Everyone is smiling except Sophie. “That’s not nice, Ducks. I think Charlie is super nice.”

“You can be nice and have a weird smile,” I say back. “I’m just saying he makes that smile all the time.”

“Well, don’t do that in front of Ellen. Especially if she likes him,” Sophie says. Sophie’s angry with me, and that makes all of this just feel a lot worse.

I don’t know why I’m here. And I don’t know why Sophie invited me, if she just wants to yell at me. She didn’t yell, but you know. I was finally sort of fitting in and she had to stop it. And stop me. I don’t say anything for a long while after that. I just sit there and listen.

Sophie and Allegra look at cats, or people falling on the Internet, and they laugh. After the fourth video, I start to think that Allegra must really like to see things get hurt or people and animals not being able to stay where they are.

Ryan and Brian are yelling about basketball and showing each other moves or something stupid and tough. They get really rough, pushing and pulling at each other. I try to stay out of their way.

Ryan lifts up his arms to show how some basketball guy blocked a shot, and all I can see is that there’s hair in his armpit. A lot of it. Like one of Hannah’s dolls lives under there. It’s super gross. I mean, I know it’s supposed to happen, it hasn’t to me yet and I’m glad, but looking at it, I don’t want it to. It looks disgusting. And how do you put deodorant on that? Do you have to cut it? Do you go to a salon for that? I guess I stare a little too long. Because Brian slaps Ryan in the stomach and says, “Look. I think he has a crush too.” Brian laughs. And Allegra turns around for this part. And so does Sophie.

“Hey, what’re you, a fag?” Ryan laughs at me.

And I freeze. I don’t know a single thing to do. Not one. I don’t know what’s going to happen or what I should say, but something is about to happen, and I should say something. But I just don’t … and then:

Allegra walks over and hits Ryan in the stomach.

“He was staring at my pit, Allegra,” Ryan tries back.

“Eww!” Allegra says. “You boys are gross.”

“Because it’s disgusting. Put down your arms,” says Sophie.

“And say you’re sorry to Davis. That’s an awful thing to say,” Allegra says as she walks back to the computer.

Ryan and Brian nod, looking down at their sneakers, and mouth sorry to me, without even looking up once or meaning it. They don’t want to say it, and I don’t want them to either. It’s all a disaster that makes me hate Allegra even more. Why couldn’t she just let it go? That’s what you have to do with tough boys. Wait until they finish and leave.

The quiet of the moment is broken when Allegra’s phone dings.

“My mom just texted and everything is ready for our girls’ day!” And she squeals really loud and Sophie squeals too.

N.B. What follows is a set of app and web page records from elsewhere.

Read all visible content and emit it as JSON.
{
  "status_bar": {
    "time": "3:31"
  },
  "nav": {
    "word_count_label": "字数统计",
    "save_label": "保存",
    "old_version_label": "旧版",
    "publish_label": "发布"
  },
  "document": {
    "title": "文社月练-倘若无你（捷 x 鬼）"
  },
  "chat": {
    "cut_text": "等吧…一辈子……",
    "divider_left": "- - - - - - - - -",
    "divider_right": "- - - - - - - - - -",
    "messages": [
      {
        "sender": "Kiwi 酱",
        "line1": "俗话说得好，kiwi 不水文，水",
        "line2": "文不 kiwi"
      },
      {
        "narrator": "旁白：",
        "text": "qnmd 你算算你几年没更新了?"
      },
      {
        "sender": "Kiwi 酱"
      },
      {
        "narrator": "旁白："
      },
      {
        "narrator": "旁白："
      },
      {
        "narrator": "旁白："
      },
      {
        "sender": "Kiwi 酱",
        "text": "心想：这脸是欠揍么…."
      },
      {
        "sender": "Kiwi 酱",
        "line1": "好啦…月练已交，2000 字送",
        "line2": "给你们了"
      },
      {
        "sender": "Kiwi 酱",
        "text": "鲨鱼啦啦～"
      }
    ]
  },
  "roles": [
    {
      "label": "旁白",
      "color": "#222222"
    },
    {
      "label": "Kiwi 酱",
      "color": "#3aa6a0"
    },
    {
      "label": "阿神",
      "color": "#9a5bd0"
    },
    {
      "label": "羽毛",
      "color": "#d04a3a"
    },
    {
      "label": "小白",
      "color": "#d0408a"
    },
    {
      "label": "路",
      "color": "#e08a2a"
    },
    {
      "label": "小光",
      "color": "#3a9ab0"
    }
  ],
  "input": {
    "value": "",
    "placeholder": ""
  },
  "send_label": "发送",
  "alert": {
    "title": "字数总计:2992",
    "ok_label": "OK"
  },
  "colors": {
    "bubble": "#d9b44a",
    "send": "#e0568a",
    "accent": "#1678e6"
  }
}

And they both high-five and shake their hands together and they shout, “Birthday Makeovers! Birthday Makeovers!”

I Wait. And Wait. And Wait. And nothing happens. Sophie is going on a Birthday Makeover with Allegra. It’s a girls’ day, and even though I sort of awkwardly said I was a girl, I am not invited. Nope. Not me. Not the creepy armpit starer. Not the fag.

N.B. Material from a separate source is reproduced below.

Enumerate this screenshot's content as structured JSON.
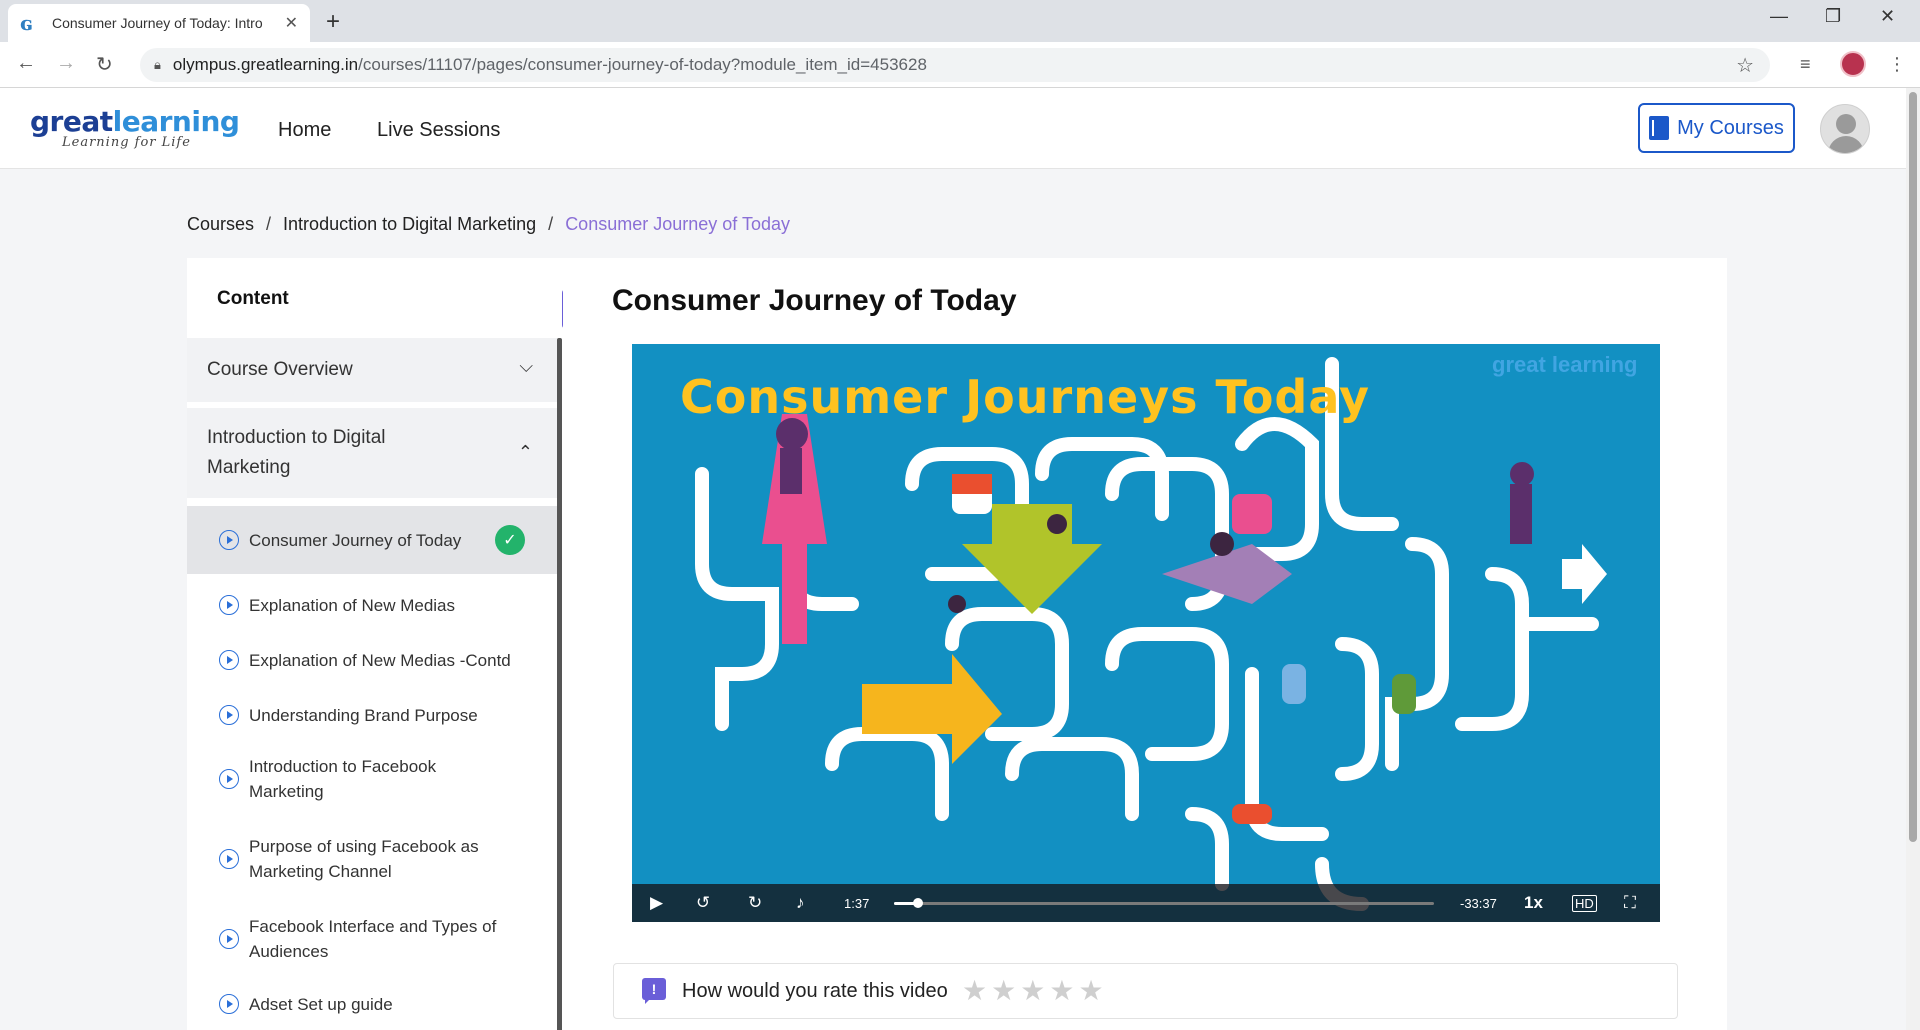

And Sophie sees me sitting there. And tries, I guess, to save me, but just makes it worse.

“It’s not even on my actual birthday,” says Sophie. “It’s just a girl thing. I mean, do you want a makeover?” This makes Ryan and Brian laugh so loud they sort of start pushing each other to get the other one to stop.

I say no, but no one hears me. Sophie’s trying to get the boys to stop and Allegra’s on the Internet and I say it out loud but no one cares.

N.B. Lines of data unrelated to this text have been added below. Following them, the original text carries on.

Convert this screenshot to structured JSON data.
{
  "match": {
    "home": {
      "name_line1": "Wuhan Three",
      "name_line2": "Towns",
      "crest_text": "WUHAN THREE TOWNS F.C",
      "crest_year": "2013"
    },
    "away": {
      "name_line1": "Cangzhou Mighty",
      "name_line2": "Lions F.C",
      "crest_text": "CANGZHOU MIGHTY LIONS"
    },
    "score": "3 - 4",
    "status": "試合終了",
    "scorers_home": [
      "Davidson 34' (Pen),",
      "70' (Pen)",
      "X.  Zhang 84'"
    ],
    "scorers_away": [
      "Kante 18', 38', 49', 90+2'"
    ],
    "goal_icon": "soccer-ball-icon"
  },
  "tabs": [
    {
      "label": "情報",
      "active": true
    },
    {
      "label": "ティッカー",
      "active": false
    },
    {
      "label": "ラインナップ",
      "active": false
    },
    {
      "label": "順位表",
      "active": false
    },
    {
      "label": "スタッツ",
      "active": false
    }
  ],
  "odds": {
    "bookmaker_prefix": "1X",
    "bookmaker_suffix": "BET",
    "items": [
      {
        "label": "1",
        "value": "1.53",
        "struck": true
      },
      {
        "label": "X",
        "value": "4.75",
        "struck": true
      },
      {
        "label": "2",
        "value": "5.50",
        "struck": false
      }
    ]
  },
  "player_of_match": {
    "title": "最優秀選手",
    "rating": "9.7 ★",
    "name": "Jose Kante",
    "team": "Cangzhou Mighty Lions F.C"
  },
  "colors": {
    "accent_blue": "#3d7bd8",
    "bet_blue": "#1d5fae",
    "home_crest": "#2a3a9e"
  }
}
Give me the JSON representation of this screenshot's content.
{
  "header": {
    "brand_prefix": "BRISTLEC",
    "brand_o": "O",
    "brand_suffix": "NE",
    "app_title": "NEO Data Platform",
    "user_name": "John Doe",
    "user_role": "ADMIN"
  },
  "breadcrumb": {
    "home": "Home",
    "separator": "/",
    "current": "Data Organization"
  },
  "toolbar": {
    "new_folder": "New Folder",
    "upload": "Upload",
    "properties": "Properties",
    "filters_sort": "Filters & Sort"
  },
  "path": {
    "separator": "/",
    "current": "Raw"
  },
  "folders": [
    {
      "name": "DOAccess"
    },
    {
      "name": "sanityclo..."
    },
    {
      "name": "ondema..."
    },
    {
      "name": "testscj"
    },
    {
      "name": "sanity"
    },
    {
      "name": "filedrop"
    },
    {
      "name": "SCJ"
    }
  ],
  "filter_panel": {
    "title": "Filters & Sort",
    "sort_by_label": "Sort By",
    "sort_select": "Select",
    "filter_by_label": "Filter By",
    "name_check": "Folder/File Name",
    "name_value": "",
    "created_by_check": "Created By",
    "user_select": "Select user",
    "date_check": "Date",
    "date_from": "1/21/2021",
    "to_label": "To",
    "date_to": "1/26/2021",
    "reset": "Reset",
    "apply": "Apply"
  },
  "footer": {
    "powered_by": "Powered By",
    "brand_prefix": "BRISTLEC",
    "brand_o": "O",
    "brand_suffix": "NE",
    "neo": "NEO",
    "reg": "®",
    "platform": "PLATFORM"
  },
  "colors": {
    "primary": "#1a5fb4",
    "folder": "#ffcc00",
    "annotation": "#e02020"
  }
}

The answer in my head is yes. Yes, I want a makeover. I want to be made into something else. Someone completely different from myself. Someone who gets invited places and gets the jokes on people’s phones and doesn’t feel weird about coming into a room, like, ever. Because the person I would become would be beautiful and popular and know everything about music and phones and Facebook or anything that is important to know to be popular and liked. And I would be all of that. If I got to go, I would be made over into that.

But I’m not allowed to go. I’m a boy. A weird, hallway-lurking, doesn’t-get-why-a-kitten-lady-falling-is-the-funniest-thing-ever, armpit-staring, fat-kid boy who listens to opera and will probably never have a phone because they are crazy expensive and Nanny doesn’t feel like it’s worth it. No day at a spa or whatever can fix that.